NDAK19002U Cancelled Topics in Simulation (ToiS)
Simulation is an important computer tool in many disciplines like bioinformatics, scientific computing, and computational physics, computational chemistry, computational biology, computer animation and many more. A wide range of problems can be solved using simulation like biomechanical modelling of humans such as computing the stress field of bones or computational fluid dynamics solving for the motion of liquids, gasses, and thin films. Dealing with the motion of atoms and molecules using molecular dynamics. Computing the dynamic motion of Robots or mechanical systems and many more.
This course is for students interesting in computer simulation related topics covering a wide range of areas and applications,
- Biomechanical modelling of humans and soft tissue
- Robot simulation and control
- Computational Fluid Dynamics
- Computational Physics and Mechanics
- Rigid Body Dynamics
- Contact Mechanics
The course is intended to help give students a good starting point for a potential future project or master thesis topic. The course aims at teaching students competences to critically break down a research paper and create a prototype to reproduce results from papers. The course also provides a small overview of different simulation topics and methods. During the course, the students will read and "reverse engineer" research papers related to topics in simulation. The course will cover approximately 10 papers over 6-7 weeks and each student has to select one paper and create a prototype from the selected paper in 1-2 weeks. Students will take turns doing presentations at weekly seminars. These weekly seminars will give students a chance to share their findings, and discuss them in the plenum. Students are expected to work independently with preparing presentations/discussions of research papers and participate in discussing peer's findings at weekly seminars. Expected work tasks of each student can be summarized as,

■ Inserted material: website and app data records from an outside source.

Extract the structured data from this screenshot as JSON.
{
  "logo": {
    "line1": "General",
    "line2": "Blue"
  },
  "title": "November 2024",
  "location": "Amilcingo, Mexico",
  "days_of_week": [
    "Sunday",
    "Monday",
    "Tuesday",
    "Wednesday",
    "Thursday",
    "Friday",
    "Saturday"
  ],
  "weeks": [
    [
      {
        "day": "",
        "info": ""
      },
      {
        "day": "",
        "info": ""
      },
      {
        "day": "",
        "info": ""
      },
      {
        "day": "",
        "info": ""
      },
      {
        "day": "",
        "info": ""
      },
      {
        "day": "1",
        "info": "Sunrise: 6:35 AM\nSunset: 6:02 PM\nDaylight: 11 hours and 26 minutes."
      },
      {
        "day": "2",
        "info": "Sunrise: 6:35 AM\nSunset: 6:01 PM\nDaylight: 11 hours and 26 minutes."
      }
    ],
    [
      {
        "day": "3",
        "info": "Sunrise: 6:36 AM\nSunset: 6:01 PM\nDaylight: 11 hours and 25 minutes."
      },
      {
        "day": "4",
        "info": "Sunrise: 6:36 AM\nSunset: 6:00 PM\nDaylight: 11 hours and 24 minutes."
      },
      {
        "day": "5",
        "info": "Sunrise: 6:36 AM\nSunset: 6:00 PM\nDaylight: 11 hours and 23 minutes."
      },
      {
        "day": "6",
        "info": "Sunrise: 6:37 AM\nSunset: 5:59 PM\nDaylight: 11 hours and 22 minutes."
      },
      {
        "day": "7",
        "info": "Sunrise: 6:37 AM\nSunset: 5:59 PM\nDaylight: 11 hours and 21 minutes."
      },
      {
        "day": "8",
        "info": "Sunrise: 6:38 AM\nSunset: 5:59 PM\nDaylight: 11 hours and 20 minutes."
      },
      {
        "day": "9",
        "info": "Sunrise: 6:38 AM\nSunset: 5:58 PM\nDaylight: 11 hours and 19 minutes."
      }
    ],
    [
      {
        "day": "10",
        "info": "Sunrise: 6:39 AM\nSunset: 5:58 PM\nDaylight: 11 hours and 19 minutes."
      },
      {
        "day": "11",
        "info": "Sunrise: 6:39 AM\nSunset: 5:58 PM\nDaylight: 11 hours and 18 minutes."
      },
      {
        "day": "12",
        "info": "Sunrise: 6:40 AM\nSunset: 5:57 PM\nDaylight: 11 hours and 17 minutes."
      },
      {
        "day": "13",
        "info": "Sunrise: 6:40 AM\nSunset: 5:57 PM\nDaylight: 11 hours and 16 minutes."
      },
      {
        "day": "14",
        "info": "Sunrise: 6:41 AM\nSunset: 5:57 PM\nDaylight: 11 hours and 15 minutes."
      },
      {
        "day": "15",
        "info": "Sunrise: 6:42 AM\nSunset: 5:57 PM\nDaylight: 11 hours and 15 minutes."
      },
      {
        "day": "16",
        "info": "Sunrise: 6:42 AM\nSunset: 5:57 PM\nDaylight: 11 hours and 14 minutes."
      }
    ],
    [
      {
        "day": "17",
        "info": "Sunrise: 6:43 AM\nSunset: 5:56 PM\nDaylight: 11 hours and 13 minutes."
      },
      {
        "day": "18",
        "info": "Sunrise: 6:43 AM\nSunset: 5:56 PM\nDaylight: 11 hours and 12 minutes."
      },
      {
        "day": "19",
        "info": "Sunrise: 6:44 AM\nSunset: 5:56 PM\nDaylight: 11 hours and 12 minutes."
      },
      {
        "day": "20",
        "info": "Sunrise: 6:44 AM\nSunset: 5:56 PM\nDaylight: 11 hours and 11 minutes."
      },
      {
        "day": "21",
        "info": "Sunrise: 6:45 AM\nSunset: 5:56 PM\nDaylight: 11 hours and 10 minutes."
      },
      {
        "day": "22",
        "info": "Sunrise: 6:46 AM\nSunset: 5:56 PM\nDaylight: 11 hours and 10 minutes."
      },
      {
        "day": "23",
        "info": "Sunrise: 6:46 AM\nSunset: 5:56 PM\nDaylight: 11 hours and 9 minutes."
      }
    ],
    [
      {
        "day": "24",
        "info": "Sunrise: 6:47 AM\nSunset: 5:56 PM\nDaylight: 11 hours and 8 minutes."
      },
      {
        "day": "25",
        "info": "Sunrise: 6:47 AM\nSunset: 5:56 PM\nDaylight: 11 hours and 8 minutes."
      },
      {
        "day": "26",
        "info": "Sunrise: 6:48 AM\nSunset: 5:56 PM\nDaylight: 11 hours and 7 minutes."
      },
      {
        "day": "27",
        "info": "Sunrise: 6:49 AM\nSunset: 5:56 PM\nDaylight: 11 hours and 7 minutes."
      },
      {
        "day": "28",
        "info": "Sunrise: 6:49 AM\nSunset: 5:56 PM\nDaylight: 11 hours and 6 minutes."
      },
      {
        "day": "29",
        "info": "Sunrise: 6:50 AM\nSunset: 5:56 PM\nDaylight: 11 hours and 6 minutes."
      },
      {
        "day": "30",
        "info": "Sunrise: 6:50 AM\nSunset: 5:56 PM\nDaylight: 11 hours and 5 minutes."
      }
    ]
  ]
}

- Read all papers
- Actively discuss all papers at seminars
- Select one paper and make a prototype from it
- Present at least one paper at the seminars
- Present the prototype at the examination
The research papers will be listed on the course webpage (Absalon) before the course starts. The papers will be selected by teachers before the course starts and is typically hand-picked from most recent editions of relevant conferences such as Siggraph, Symposium on Computer Animation (SCA), MICCAI, ICRA and similar. Examples of research papers can be found at https://iphys.wordpress.com/ as well as past year editions of the above-mentioned conferences.
- Computer Simulation
- Read research papers in research fields related to computer simulation.
- Communicate and discuss findings in papers to peers
- Evaluate the value of contributions in research papers
- Find and select research papers relevant for own work
- Transform a research paper into a working prototype (software)
See Absalon when the course is set up.
Academic qualifications equivalent to a BSc degree is recommended.
- Project work
- Exam Preparation
PhD’s can register for MSc-course by following the same procedure as credit-students, see link above.
- 7,5 ECTS
- Type of assessment
- Oral examination, 20 minutesThe oral examination is based on a demonstration of a prototype created from a selected research paper and overall questions in papers covered during the course to test if the student understands the methods presented in the papers.
- All aids allowed
- Marking scale
- 7-point grading scale
- Censorship form
- No external censorship
Several internal examiners
Written re-exam in form of a report that takes outset in the prototype created and the papers presented during the course. The report has to demonstrate the learning outcome of the course. The workload is expected to be approximately 27 hours.
Criteria for exam assesment
In order to obtain the grade 12 the student should convincingly and accurately demonstrate the knowledge, skills and competences described under Learning Outcome.